▶ **Your task**
What lines of the data below hold the string "title"? Copy each one.

Start of Block

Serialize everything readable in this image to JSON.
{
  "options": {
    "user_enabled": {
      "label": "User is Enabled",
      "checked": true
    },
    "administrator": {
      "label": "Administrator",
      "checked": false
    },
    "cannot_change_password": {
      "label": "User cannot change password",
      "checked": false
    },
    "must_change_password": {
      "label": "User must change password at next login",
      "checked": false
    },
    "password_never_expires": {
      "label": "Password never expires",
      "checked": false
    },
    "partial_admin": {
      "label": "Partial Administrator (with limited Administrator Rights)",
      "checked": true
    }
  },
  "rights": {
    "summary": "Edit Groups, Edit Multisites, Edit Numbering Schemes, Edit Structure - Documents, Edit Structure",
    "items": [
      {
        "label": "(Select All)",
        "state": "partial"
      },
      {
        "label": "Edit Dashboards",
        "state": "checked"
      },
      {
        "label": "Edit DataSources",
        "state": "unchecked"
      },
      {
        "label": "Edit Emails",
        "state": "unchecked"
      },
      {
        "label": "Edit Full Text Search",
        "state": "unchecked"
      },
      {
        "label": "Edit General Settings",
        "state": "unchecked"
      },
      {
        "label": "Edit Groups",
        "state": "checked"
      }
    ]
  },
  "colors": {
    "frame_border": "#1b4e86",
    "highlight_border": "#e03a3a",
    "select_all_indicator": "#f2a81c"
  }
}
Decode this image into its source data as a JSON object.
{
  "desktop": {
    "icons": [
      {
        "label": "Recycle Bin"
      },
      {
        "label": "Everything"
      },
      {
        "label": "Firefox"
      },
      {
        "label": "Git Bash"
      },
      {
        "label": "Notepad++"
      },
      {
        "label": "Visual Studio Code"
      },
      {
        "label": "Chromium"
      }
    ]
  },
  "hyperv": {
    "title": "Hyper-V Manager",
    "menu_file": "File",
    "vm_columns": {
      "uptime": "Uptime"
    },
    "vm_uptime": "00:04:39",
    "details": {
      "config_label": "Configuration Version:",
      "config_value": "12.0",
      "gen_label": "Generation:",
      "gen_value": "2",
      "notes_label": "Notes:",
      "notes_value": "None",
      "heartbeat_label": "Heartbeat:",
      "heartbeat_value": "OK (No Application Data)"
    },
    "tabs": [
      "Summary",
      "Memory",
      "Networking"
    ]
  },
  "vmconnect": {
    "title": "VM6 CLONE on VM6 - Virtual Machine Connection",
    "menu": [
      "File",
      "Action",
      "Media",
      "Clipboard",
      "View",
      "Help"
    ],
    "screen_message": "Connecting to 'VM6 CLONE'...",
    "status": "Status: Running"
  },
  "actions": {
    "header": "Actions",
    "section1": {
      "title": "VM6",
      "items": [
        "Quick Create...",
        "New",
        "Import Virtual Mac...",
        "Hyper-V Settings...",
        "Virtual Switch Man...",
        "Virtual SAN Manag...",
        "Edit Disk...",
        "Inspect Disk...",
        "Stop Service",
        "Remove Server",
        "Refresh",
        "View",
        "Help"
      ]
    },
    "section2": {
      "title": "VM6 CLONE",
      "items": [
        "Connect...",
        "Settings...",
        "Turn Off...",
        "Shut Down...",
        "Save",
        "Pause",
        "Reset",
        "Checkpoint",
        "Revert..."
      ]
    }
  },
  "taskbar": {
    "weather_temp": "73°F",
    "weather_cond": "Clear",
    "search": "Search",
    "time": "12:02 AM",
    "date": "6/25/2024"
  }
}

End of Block

▶ **Finished exercise**
    "title": "Hyper-V Manager",
    "title": "VM6 CLONE on VM6 - Virtual Machine Connection",
      "title": "VM6",
      "title": "VM6 CLONE",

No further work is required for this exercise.